Professor Allsop's Alzheimer's Drug
Several years ago our scientists developed a drug that blocks the formation of the 'senile plaques' that are found in the brains of patients with Alzheimer's disease, the most common cause of dementia. This work is led by Professor David Allsop, who was the first person to isolate these plaques from the human brain.
The drug works by stopping single molecules of a substance called 'Aβ' from clustering together to form oligomers, which then aggregate further into 'amyloid fibres' that are found at the centre of the senile plaques. The oligomers and plaques cause damage to nerve cells, and lead to further changes in the brain that culminate in dementia.
Studies on various model systems show that the drug is highly stable in the body, blocks the toxic effects of Aβ on nerve cells, and preserves memory.
A North West based Clinical Research organisation (MAC Clinical Research) have agreed to progress this treatment towards human clinical trials, and although this is good news indeed, there are still a lot of experiments that need completing, for example to determine how to deliver the drug, and to look at its safety profile.
This is why we launched the Defying Dementia campaign, to increase awareness of the disease and to help us raise some of the money needed to get the drug into human clinical trials.
Update on Professor Allsop's work
- We have used some of the Defying Dementia funds to determine what happens to the drug when it is injected, and how long it survives in the body. This study has led to clear evidence that the drug can penetrate into the brain from the blood.
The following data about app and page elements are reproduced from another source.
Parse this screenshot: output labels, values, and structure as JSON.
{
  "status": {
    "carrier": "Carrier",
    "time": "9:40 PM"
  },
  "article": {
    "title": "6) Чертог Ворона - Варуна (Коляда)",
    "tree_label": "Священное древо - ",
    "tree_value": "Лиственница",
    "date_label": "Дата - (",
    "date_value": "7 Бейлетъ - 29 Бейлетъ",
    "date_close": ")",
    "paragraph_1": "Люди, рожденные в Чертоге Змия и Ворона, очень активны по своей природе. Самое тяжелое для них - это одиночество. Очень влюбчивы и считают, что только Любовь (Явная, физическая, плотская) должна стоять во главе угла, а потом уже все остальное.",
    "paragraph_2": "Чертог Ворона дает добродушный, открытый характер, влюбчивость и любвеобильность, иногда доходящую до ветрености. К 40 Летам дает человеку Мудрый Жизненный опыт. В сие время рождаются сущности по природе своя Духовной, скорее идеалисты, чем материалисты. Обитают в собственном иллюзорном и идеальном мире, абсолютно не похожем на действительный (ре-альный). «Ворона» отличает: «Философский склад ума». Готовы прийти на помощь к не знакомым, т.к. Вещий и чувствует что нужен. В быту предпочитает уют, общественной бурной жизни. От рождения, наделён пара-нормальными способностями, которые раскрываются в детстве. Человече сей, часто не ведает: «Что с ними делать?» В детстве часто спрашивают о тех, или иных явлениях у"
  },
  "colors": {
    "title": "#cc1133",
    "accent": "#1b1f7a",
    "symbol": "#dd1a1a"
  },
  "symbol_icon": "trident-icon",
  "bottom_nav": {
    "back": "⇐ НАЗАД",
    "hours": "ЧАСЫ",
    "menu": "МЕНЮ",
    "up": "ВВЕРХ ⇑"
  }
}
- We have also looked at whether the drug has any effect on some important enzymes found in the liver. In this study, we found no evidence that the drug has any toxic effects on the liver.
- We are currently looking into the way that the drug is removed from the body.